July is culinary arts month and while the culinary experience is integral to the lives of our residents every day, we felt it was the perfect time to interview Chef Matthew Ventura. Chef Matthew has been working in senior living for over five years and before that he had the pleasure of working for the Food Network with chefs such as Bobby Flay, Marcus Samuelson, and Alex Guarnachelli. We sat down with him after a busy lunch service to delve into his cultural influences.
We understand that growing up with your grandmother influenced your experience with food. What kind of food did she cook?
I was born outside of Manila and my Filipino heritage is very important to me. My grandmother cooked Filipino comfort foods like chicken adobo, sisig, etc. Most dishes included rice and then whatever vegetable and protein she could get for the day.
Did she teach you specific dishes that you continue to cook today? What did she teach you about cooking?
She taught me how to cook the fundamentals of Filipino cooking and taught me to be resourceful in the kitchen. I am a big believer in using everything I can’t stand - wasting food. Most of my cooking has been influenced by the women in my family – my mother and aunts also play an important role in my cooking. The interesting thing about Filipino food is that the same dish can be made in multiple ways. There’s no wrong way to cook a dish!
Working for Food Network must have taught you a lot about the presentation of food. What did you learn from that? What tips from that experience do you bring to your role at Inspīr?
I was a Food Production Assistant at the Food Network.. My role was to prepare the food in different stages so the chef could tape their show on time. The job taught me to be extremely organized and disciplined in the kitchen. You had to be at work early and make sure you knew exactly what you were doing and how each dish needed to look for the show. One of the biggest rules I follow is that you eat with your eyes first and I take that from The Food Network. At the end of the day, I want to make sure that the food looks amazing so the residents will enjoy the dish. Presentation is so important and everything on the plate should be edible! Even the flowers! Plates should be colorful and not overcrowded. You want different textures to stand out on the plate.
What has been the most rewarding part of working at Inspīr?
At Inspīr I quickly adapted my recipes the various diets of our residents and it has been rewarding to create dishes that look and taste good but also adhere to each of their guidelines. My kitchen provides residents with a wide arrange meals that don’t limit their culinary choices.

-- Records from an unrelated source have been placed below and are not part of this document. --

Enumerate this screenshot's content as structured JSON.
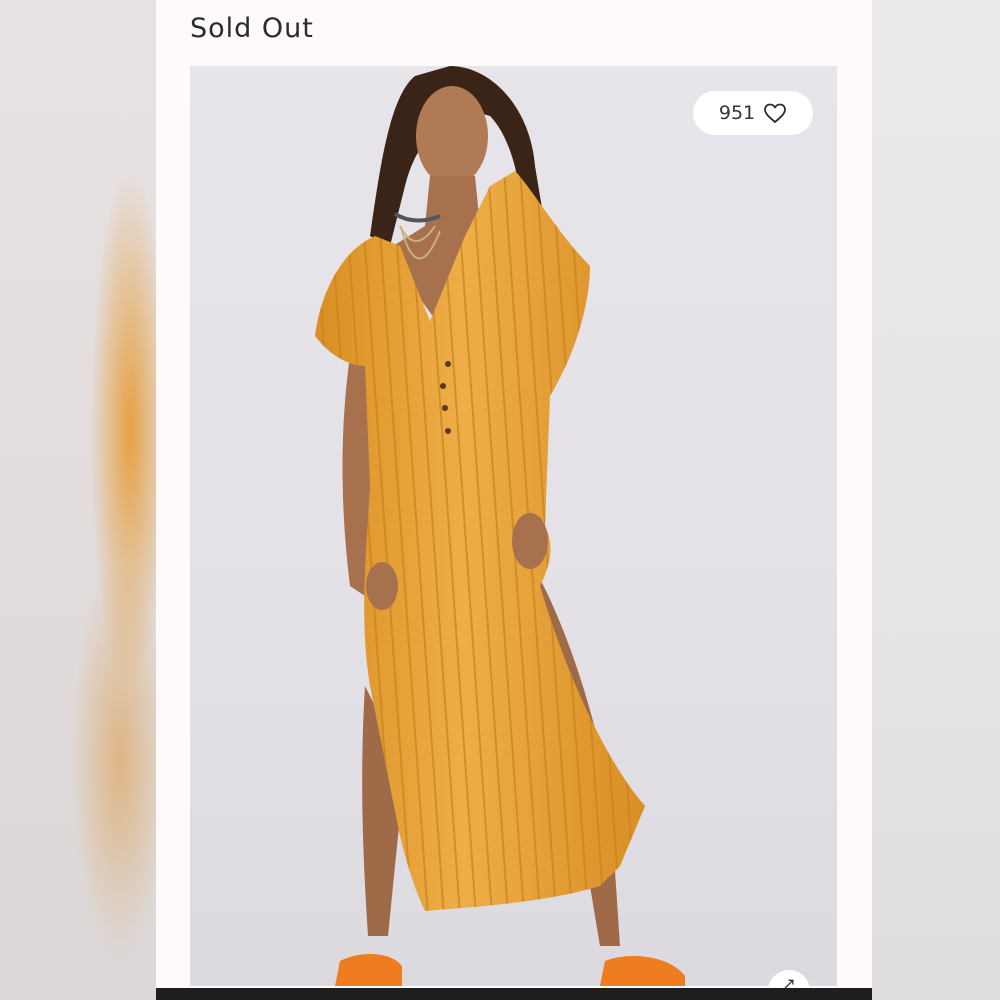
{
  "status": {
    "label": "Sold Out"
  },
  "product_image": {
    "description_alt": "",
    "likes": {
      "count": "951",
      "icon": "heart-outline-icon"
    }
  },
  "corner_button": {
    "icon": "expand-arrow-icon"
  },
  "colors": {
    "dress": "#e9a53b",
    "background": "#e6e4e9",
    "card": "#fdfaf9"
  }
}
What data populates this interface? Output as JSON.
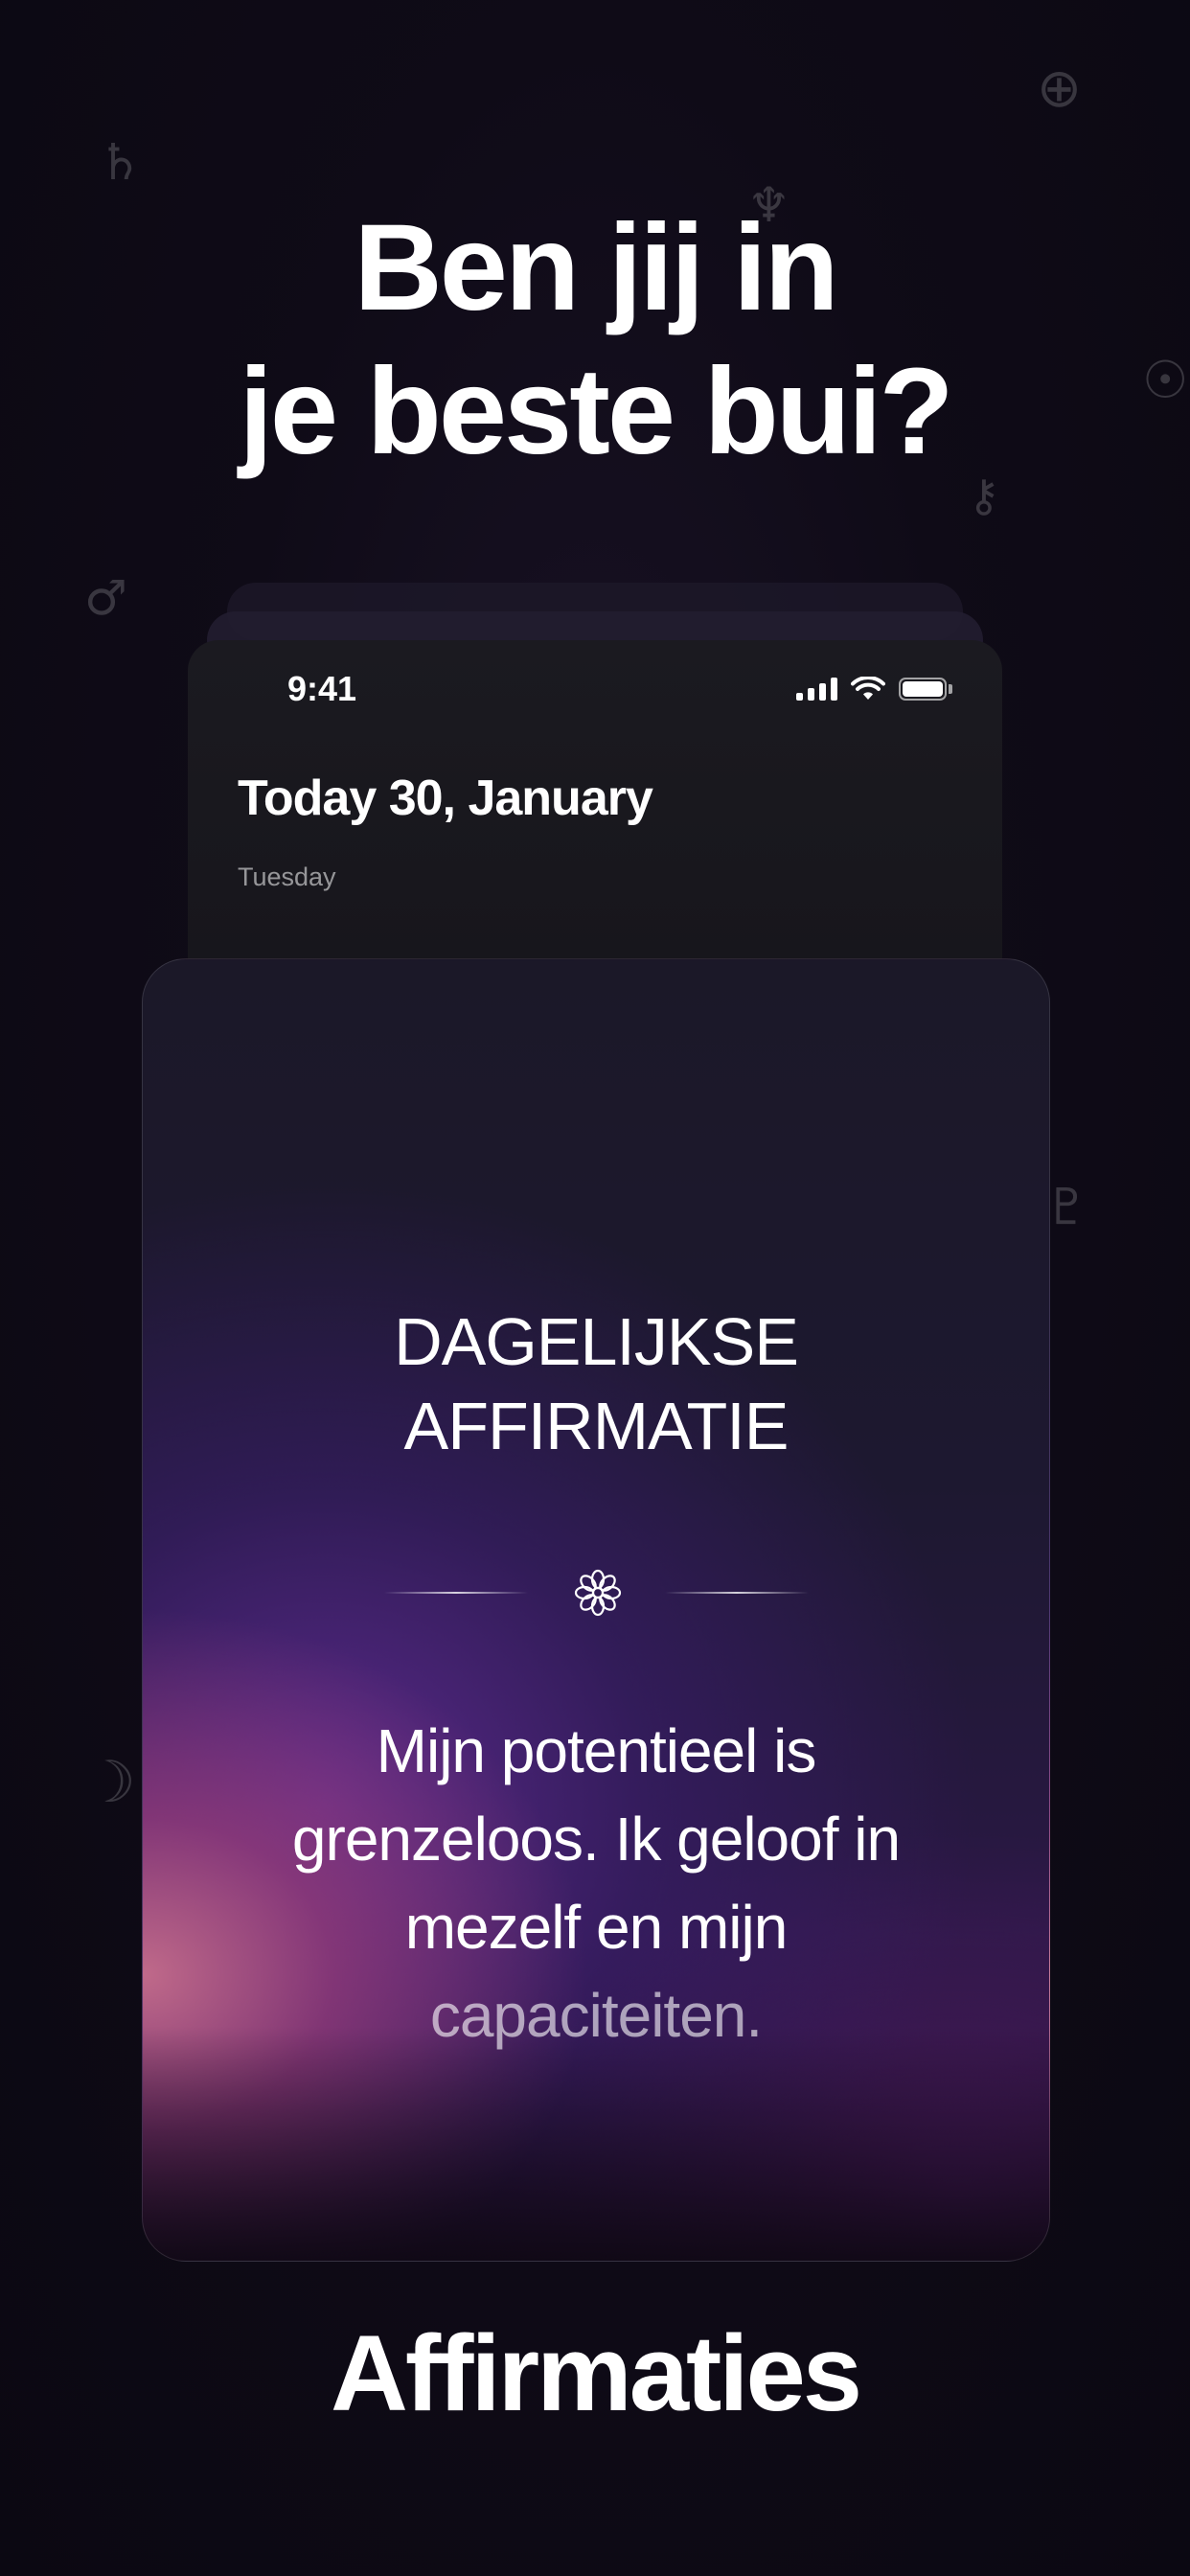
{
  "headline": {
    "line1": "Ben jij in",
    "line2": "je beste bui?"
  },
  "decor_glyphs": {
    "saturn": "♄",
    "neptune": "♆",
    "earth": "⊕",
    "sun": "☉",
    "mars": "♂",
    "chiron": "⚷",
    "pluto": "♇",
    "moon": "☽"
  },
  "phone": {
    "time": "9:41",
    "date_title": "Today 30, January",
    "weekday": "Tuesday"
  },
  "card": {
    "title_line1": "DAGELIJKSE",
    "title_line2": "AFFIRMATIE",
    "affirmation_lines": [
      "Mijn potentieel is",
      "grenzeloos. Ik geloof in",
      "mezelf en mijn"
    ],
    "affirmation_fade": "capaciteiten."
  },
  "footer_title": "Affirmaties",
  "icons": [
    "signal-icon",
    "wifi-icon",
    "battery-icon",
    "flower-icon"
  ]
}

I think that when someone hears that they have to have a different diet than what they’re used to – thickened liquids, chopped, pureed; they automatically think their choices are very slim. So, it’s rewarding to know that I can still provide a person with high-end food that they can enjoy safely.
Do you have top “sellers” that residents look forward to?
My three best-sellers are:
- Chicken adobo – This is a Filipino dish where chicken is cooked with soy sauce and vinegar, lots of garlic and bay leaves, and whole peppercorns. Served hot over rice.
- Moussaka – A layered Greek dish that has eggplant with ground beef and béchamel sauce.
- Bruschetta – chopped tomatoes with mozzarella cheese and red onion on top of a toasted baguette.
Do residents ask for any special requests – anything surprising or needing a little education i.e. a traditional family recipe?
A lot of residents love liver and onions. Sometimes it's fried chicken and sometimes it’s just a good quality steak. Our residents have a diversified palate so it’s fun to get new requests. We discuss their preferences – especially for steaks - and make sure we flavor to their liking. The team is dedicated to listening carefully and creating the perfect result. Seeing their delight in getting just what they expected makes the job truly satisfying.
What do you find inspiring about the culinary arts – why is it important in the lives of people?
The culinary arts bring joy to different people. Food brings back memories or experiences and around the world – it’s a way that people continue their culture. Food around the world can bring people together. One of my favorite shows is Top Chef. The current season is set in London and it’s so interesting to me to see how different cultures have similar dishes or styles but they each put their own spin on it.
At Inspīr Carnegie Hill we offer dining in ONYX Bistro on the 17th floor. Here casual dining meets refinement for both lunch and dinner. On the ground floor, 1802, our formal restaurant offers fine dining for breakfast, lunch and dinner as well as Sunday brunch. Both venues feature seasonal dishes with locally soured ingredients.